Lindner, B.L., Climatology and variability of tropical cyclones affecting Charleston, South Carolina, from 1670 to 1850. Journal of Coastal Research, 35(2), 397–409. Coconut Creek (Florida), ISSN 0749-0208.

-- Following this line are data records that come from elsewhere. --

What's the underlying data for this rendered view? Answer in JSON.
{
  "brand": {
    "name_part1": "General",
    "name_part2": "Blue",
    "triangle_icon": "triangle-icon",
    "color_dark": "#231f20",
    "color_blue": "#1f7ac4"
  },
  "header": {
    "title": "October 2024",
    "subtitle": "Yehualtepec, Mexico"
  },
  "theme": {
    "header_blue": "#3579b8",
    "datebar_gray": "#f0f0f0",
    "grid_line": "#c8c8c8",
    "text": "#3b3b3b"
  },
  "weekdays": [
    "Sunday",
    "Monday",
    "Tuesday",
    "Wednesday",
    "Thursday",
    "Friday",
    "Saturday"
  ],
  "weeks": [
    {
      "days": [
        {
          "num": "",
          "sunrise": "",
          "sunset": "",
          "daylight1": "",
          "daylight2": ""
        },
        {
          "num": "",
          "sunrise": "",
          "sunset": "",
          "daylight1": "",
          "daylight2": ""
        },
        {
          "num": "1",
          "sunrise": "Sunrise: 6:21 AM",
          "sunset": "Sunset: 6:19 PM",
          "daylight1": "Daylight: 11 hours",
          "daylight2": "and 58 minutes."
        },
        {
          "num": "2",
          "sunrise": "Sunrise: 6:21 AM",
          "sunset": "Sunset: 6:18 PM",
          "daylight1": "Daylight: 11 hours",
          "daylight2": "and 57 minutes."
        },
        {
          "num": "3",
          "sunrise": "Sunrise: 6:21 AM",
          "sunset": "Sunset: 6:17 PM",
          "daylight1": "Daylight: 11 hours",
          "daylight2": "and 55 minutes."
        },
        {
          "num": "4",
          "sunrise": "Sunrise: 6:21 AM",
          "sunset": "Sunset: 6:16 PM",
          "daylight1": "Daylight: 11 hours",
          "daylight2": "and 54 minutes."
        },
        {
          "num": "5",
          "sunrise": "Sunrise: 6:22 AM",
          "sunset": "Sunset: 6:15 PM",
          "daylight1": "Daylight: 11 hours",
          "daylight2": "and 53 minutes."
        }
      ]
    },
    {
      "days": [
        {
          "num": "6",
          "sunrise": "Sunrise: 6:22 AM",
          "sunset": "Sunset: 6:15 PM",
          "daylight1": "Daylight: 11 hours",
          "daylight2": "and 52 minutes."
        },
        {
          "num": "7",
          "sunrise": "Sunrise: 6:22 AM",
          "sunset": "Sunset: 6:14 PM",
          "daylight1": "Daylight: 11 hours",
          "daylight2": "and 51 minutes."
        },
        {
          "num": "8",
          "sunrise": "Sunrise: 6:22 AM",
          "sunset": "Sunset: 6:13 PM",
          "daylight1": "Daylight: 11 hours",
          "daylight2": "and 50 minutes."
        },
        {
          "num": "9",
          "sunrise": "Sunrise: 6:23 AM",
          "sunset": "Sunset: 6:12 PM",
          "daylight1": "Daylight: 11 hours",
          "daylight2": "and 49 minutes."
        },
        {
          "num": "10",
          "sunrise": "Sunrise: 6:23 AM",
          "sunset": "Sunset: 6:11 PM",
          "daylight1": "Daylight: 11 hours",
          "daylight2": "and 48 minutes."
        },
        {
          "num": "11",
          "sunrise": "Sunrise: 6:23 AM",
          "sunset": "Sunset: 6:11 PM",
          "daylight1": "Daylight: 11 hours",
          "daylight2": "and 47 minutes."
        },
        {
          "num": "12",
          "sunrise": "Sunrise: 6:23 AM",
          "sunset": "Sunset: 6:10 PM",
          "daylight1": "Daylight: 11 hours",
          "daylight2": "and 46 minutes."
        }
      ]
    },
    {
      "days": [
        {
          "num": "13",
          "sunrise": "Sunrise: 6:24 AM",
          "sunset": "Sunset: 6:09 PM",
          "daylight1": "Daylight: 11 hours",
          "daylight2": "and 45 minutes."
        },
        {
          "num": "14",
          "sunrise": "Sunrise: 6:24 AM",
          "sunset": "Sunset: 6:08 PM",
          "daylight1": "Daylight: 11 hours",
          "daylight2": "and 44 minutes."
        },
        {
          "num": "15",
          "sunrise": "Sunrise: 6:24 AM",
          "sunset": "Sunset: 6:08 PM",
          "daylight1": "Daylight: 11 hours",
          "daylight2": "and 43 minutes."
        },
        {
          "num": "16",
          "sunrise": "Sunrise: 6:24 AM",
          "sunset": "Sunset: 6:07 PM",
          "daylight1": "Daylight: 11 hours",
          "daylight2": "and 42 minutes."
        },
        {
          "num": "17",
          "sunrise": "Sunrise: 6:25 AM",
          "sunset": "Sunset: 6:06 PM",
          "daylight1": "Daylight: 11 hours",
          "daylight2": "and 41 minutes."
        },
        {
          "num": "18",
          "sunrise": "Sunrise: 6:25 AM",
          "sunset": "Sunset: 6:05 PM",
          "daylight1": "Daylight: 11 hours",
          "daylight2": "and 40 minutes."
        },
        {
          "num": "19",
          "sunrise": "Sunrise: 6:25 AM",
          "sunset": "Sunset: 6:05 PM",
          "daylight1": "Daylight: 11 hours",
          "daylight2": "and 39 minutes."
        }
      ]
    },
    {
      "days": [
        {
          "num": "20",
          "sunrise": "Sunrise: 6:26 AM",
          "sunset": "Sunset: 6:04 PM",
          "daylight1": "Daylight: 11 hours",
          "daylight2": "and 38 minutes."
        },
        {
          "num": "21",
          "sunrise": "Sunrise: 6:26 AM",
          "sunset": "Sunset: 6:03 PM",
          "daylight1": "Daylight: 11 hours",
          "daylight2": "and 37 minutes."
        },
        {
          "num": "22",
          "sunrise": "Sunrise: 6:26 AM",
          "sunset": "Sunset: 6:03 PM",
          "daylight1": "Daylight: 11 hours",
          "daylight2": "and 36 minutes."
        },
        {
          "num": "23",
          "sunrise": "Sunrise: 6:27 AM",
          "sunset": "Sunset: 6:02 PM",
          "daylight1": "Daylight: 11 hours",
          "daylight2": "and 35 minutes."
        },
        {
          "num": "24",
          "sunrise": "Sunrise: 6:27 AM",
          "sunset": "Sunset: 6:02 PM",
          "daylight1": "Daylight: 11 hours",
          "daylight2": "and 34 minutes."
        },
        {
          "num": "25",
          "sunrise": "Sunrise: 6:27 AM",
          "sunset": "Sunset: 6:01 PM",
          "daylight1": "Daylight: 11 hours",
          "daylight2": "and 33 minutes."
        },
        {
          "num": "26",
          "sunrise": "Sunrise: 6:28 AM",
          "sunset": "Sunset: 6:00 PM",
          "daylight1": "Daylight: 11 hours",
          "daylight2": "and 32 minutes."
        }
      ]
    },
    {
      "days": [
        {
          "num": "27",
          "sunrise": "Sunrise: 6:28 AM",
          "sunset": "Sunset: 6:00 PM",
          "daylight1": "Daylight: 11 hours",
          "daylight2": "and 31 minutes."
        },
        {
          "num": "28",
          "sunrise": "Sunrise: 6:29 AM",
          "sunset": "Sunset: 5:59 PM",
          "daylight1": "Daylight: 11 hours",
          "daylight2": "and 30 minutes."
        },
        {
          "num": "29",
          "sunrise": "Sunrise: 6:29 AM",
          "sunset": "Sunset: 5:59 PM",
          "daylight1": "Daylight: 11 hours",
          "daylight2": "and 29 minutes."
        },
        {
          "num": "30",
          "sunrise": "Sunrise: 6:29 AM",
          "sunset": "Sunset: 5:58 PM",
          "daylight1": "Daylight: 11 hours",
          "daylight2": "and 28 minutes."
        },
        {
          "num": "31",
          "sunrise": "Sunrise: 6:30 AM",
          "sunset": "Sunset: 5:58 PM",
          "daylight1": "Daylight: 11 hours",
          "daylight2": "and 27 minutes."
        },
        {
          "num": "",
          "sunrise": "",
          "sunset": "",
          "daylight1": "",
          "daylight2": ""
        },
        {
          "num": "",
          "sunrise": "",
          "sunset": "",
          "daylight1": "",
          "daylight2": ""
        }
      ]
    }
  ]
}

An improved understanding of the climatology of tropical cyclones helps communities plan for their consequences. Many industries and governmental agencies base risk assessment analysis and cost–benefit analysis upon the frequency of tropical cyclones of varying intensity. The inclusion of earlier periods lengthens the baseline of the climatological data and thus improves frequency estimates, but it also increases the uncertainty therein. To reduce this uncertainty, a limited meta-analysis combined seven previous historical studies to infer the properties of the 78 tropical cyclones that affected Charleston, South Carolina, during the period 1670–1850. Return rates for hurricanes are estimated at 5.2 and 3.8 years for the periods 1670–1850 and 1778–1850, respectively (the latter period is better documented), although uncertainties in the historical record result in large uncertainties in the return rates. Key observations for significant tropical cyclones were used to distinguish those that were likely to have been major hurricanes. The estimated return rate of 12 years for major hurricanes is likely inconsistent with prior studies that show an increasing number of major hurricanes in the modern era in the broader Atlantic Ocean, potentially because of climate change. The period 1778–1850 likely had a return rate of 9 to 10 years for major hurricanes in Charleston, which implies this may have been a particularly active period. The seasonality of tropical cyclones for the period 1670–1850 in Charleston is similar to the seasonality of tropical cyclones in the modern era, except that the median date for major hurricanes is likely significantly earlier during the period 1670–1850. Finally, the apparent lack of a change in the length of the tropical cyclone season over the past three centuries may be inconsistent with prior studies that show climate change may be inducing a seasonal broadening in the nearby Atlantic Ocean.